Save: Save frequently, every time you match up another edge. You never know when disaster might strike. Use Gimp's internal .xcf format. That way all the layer and mask information is preserved. When you're all finished, then resize (if appropriate) and save a separate copy as .jpg or whatever, but keep the .xcf around in case you ever need to edit it any more.
Master the Move Tool: In the move tool, the left, right, up, and down arrows move the selected layer by one pixel. Once you get close by dragging with the mouse, use the arrows to tweak the layers until they're perfect.
Layer visibility: In the layers dialog, clicking on the "eye" icon toggles a layer's visibility on and off -- very useful for matching two edges.
Mask visibility: Ctrl-clicking on the layer mask icon in the layers dialog toggles the use of the mask: you can go back to seeing the sharp edge of the layer without losing the mask.
Tune using transparency: You can use the transparency slider (after you've turned off the mask, if any) to let you see both images at once, and overlap as much of them as possible.

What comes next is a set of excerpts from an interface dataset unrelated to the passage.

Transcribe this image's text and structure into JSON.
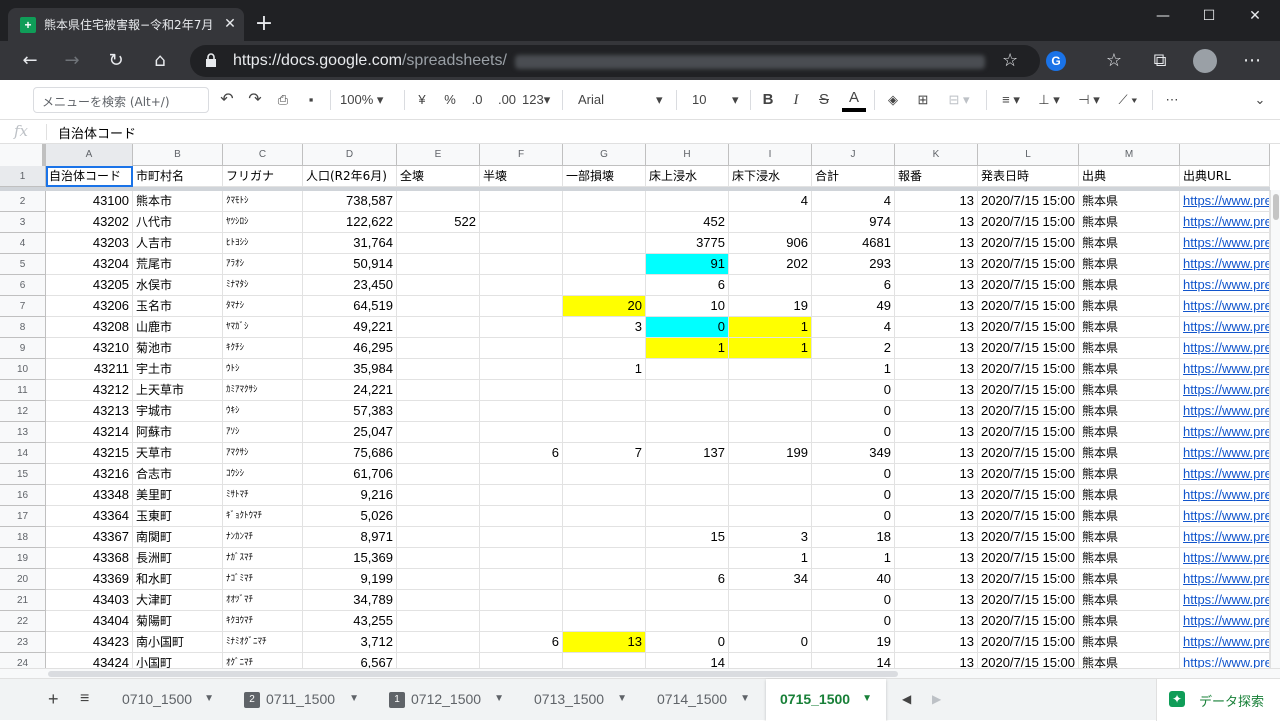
{
  "browser": {
    "tab_title": "熊本県住宅被害報−令和2年7月豪",
    "url_prefix": "https://docs.google.com",
    "url_path": "/spreadsheets/",
    "new_tab": "+",
    "minimize": "—",
    "maximize": "☐",
    "close": "✕"
  },
  "toolbar": {
    "menu_search_placeholder": "メニューを検索 (Alt+/)",
    "zoom": "100%",
    "currency": "¥",
    "percent": "%",
    "dec_decrease": ".0",
    "dec_increase": ".00",
    "more_formats": "123",
    "font": "Arial",
    "font_size": "10",
    "bold": "B",
    "italic": "I",
    "strike": "S",
    "text_color": "A",
    "more": "⋯"
  },
  "formula_bar": {
    "fx": "fx",
    "value": "自治体コード"
  },
  "columns": [
    "A",
    "B",
    "C",
    "D",
    "E",
    "F",
    "G",
    "H",
    "I",
    "J",
    "K",
    "L",
    "M",
    ""
  ],
  "headers": [
    "自治体コード",
    "市町村名",
    "フリガナ",
    "人口(R2年6月)",
    "全壊",
    "半壊",
    "一部損壊",
    "床上浸水",
    "床下浸水",
    "合計",
    "報番",
    "発表日時",
    "出典",
    "出典URL"
  ],
  "rows": [
    {
      "n": "2",
      "cells": [
        "43100",
        "熊本市",
        "ｸﾏﾓﾄｼ",
        "738,587",
        "",
        "",
        "",
        "",
        "4",
        "4",
        "13",
        "2020/7/15 15:00",
        "熊本県",
        "https://www.pre"
      ]
    },
    {
      "n": "3",
      "cells": [
        "43202",
        "八代市",
        "ﾔﾂｼﾛｼ",
        "122,622",
        "522",
        "",
        "",
        "452",
        "",
        "974",
        "13",
        "2020/7/15 15:00",
        "熊本県",
        "https://www.pre"
      ]
    },
    {
      "n": "4",
      "cells": [
        "43203",
        "人吉市",
        "ﾋﾄﾖｼｼ",
        "31,764",
        "",
        "",
        "",
        "3775",
        "906",
        "4681",
        "13",
        "2020/7/15 15:00",
        "熊本県",
        "https://www.pre"
      ]
    },
    {
      "n": "5",
      "cells": [
        "43204",
        "荒尾市",
        "ｱﾗｵｼ",
        "50,914",
        "",
        "",
        "",
        "91",
        "202",
        "293",
        "13",
        "2020/7/15 15:00",
        "熊本県",
        "https://www.pre"
      ]
    },
    {
      "n": "6",
      "cells": [
        "43205",
        "水俣市",
        "ﾐﾅﾏﾀｼ",
        "23,450",
        "",
        "",
        "",
        "6",
        "",
        "6",
        "13",
        "2020/7/15 15:00",
        "熊本県",
        "https://www.pre"
      ]
    },
    {
      "n": "7",
      "cells": [
        "43206",
        "玉名市",
        "ﾀﾏﾅｼ",
        "64,519",
        "",
        "",
        "20",
        "10",
        "19",
        "49",
        "13",
        "2020/7/15 15:00",
        "熊本県",
        "https://www.pre"
      ]
    },
    {
      "n": "8",
      "cells": [
        "43208",
        "山鹿市",
        "ﾔﾏｶﾞｼ",
        "49,221",
        "",
        "",
        "3",
        "0",
        "1",
        "4",
        "13",
        "2020/7/15 15:00",
        "熊本県",
        "https://www.pre"
      ]
    },
    {
      "n": "9",
      "cells": [
        "43210",
        "菊池市",
        "ｷｸﾁｼ",
        "46,295",
        "",
        "",
        "",
        "1",
        "1",
        "2",
        "13",
        "2020/7/15 15:00",
        "熊本県",
        "https://www.pre"
      ]
    },
    {
      "n": "10",
      "cells": [
        "43211",
        "宇土市",
        "ｳﾄｼ",
        "35,984",
        "",
        "",
        "1",
        "",
        "",
        "1",
        "13",
        "2020/7/15 15:00",
        "熊本県",
        "https://www.pre"
      ]
    },
    {
      "n": "11",
      "cells": [
        "43212",
        "上天草市",
        "ｶﾐｱﾏｸｻｼ",
        "24,221",
        "",
        "",
        "",
        "",
        "",
        "0",
        "13",
        "2020/7/15 15:00",
        "熊本県",
        "https://www.pre"
      ]
    },
    {
      "n": "12",
      "cells": [
        "43213",
        "宇城市",
        "ｳｷｼ",
        "57,383",
        "",
        "",
        "",
        "",
        "",
        "0",
        "13",
        "2020/7/15 15:00",
        "熊本県",
        "https://www.pre"
      ]
    },
    {
      "n": "13",
      "cells": [
        "43214",
        "阿蘇市",
        "ｱｿｼ",
        "25,047",
        "",
        "",
        "",
        "",
        "",
        "0",
        "13",
        "2020/7/15 15:00",
        "熊本県",
        "https://www.pre"
      ]
    },
    {
      "n": "14",
      "cells": [
        "43215",
        "天草市",
        "ｱﾏｸｻｼ",
        "75,686",
        "",
        "6",
        "7",
        "137",
        "199",
        "349",
        "13",
        "2020/7/15 15:00",
        "熊本県",
        "https://www.pre"
      ]
    },
    {
      "n": "15",
      "cells": [
        "43216",
        "合志市",
        "ｺｳｼｼ",
        "61,706",
        "",
        "",
        "",
        "",
        "",
        "0",
        "13",
        "2020/7/15 15:00",
        "熊本県",
        "https://www.pre"
      ]
    },
    {
      "n": "16",
      "cells": [
        "43348",
        "美里町",
        "ﾐｻﾄﾏﾁ",
        "9,216",
        "",
        "",
        "",
        "",
        "",
        "0",
        "13",
        "2020/7/15 15:00",
        "熊本県",
        "https://www.pre"
      ]
    },
    {
      "n": "17",
      "cells": [
        "43364",
        "玉東町",
        "ｷﾞｮｸﾄｳﾏﾁ",
        "5,026",
        "",
        "",
        "",
        "",
        "",
        "0",
        "13",
        "2020/7/15 15:00",
        "熊本県",
        "https://www.pre"
      ]
    },
    {
      "n": "18",
      "cells": [
        "43367",
        "南関町",
        "ﾅﾝｶﾝﾏﾁ",
        "8,971",
        "",
        "",
        "",
        "15",
        "3",
        "18",
        "13",
        "2020/7/15 15:00",
        "熊本県",
        "https://www.pre"
      ]
    },
    {
      "n": "19",
      "cells": [
        "43368",
        "長洲町",
        "ﾅｶﾞｽﾏﾁ",
        "15,369",
        "",
        "",
        "",
        "",
        "1",
        "1",
        "13",
        "2020/7/15 15:00",
        "熊本県",
        "https://www.pre"
      ]
    },
    {
      "n": "20",
      "cells": [
        "43369",
        "和水町",
        "ﾅｺﾞﾐﾏﾁ",
        "9,199",
        "",
        "",
        "",
        "6",
        "34",
        "40",
        "13",
        "2020/7/15 15:00",
        "熊本県",
        "https://www.pre"
      ]
    },
    {
      "n": "21",
      "cells": [
        "43403",
        "大津町",
        "ｵｵﾂﾞﾏﾁ",
        "34,789",
        "",
        "",
        "",
        "",
        "",
        "0",
        "13",
        "2020/7/15 15:00",
        "熊本県",
        "https://www.pre"
      ]
    },
    {
      "n": "22",
      "cells": [
        "43404",
        "菊陽町",
        "ｷｸﾖｳﾏﾁ",
        "43,255",
        "",
        "",
        "",
        "",
        "",
        "0",
        "13",
        "2020/7/15 15:00",
        "熊本県",
        "https://www.pre"
      ]
    },
    {
      "n": "23",
      "cells": [
        "43423",
        "南小国町",
        "ﾐﾅﾐｵｸﾞﾆﾏﾁ",
        "3,712",
        "",
        "6",
        "13",
        "0",
        "0",
        "19",
        "13",
        "2020/7/15 15:00",
        "熊本県",
        "https://www.pre"
      ]
    },
    {
      "n": "24",
      "cells": [
        "43424",
        "小国町",
        "ｵｸﾞﾆﾏﾁ",
        "6,567",
        "",
        "",
        "",
        "14",
        "",
        "14",
        "13",
        "2020/7/15 15:00",
        "熊本県",
        "https://www.pre"
      ]
    }
  ],
  "highlights": {
    "yellow": "#ffff00",
    "cyan": "#00ffff",
    "cells": [
      {
        "row": "5",
        "col": 7,
        "color": "cyan"
      },
      {
        "row": "7",
        "col": 6,
        "color": "yellow"
      },
      {
        "row": "8",
        "col": 7,
        "color": "cyan"
      },
      {
        "row": "8",
        "col": 8,
        "color": "yellow"
      },
      {
        "row": "9",
        "col": 7,
        "color": "yellow"
      },
      {
        "row": "9",
        "col": 8,
        "color": "yellow"
      },
      {
        "row": "23",
        "col": 6,
        "color": "yellow"
      }
    ]
  },
  "sheet_tabs": [
    {
      "label": "0710_1500",
      "badge": ""
    },
    {
      "label": "0711_1500",
      "badge": "2"
    },
    {
      "label": "0712_1500",
      "badge": "1"
    },
    {
      "label": "0713_1500",
      "badge": ""
    },
    {
      "label": "0714_1500",
      "badge": ""
    },
    {
      "label": "0715_1500",
      "badge": "",
      "active": true
    }
  ],
  "explore_label": "データ探索",
  "accent": "#188038"
}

Moving layers as a group: Clicking on the blank area to the right of the "eye" visibility icon brings up a "chain link" icon. You can use this to tie multiple layers together so they can be moved as a group. This is great when you think you have everything matched, then you're scrolling around and you notice that the fourth and fifth layers of your nine-layer panorama are a couple of pixels off. Tie layers 1-4, or 5-9, together by turning on all of their chain links, then you can move them as a group.
Getting the sky right:: Matching skies are hard, for some reason. You can spend hours with the smudge and clone tools trying to match all the sky boundaries, but don't do it. If you have a clear blue sky with no clouds, my advice is not to work too hard to match the skies. Match everything else, then use something like the magic wand tool to select the sky (this will probably take several tries, fiddling with the Threshold value); then use the color picker to select a deep blue from the highest sky point you have as background, a faded blue from the lowest sky point as foreground, then bucket fill the selected area with a gradient.
Linux Journal had an Article about using the older C version of Pandora.
I probably won't be maintaining it now that I have the more portable script-fu version; but if you want to try the C version, here's how:
Install it with these commands:
tar xzvf pandora-0.7.1.tar.gz cd pandora-0.7.1 make installwhich will build pandora and install it to your personal gimp directory. It tries to be smart about figuring out whether you have gimp 1.2, 2.0, or both, but if it gets it wrong, you can make install-1.2 or install-2.0 explicitly.
Pandora build requires gimptool, which is available on most linux distros (and Mac OS X) as part of a gimp-dev or gimp-devel package. You may also need a few other -devel packages, such as gtk-devel. SuSE linux users may also need to install XFree86-libs-dev in order to get the -lXi library. Gimptool is also available for Windows, I'm told, but I'm not sure of the details; try the Gimp Wiki for Windows building instructions.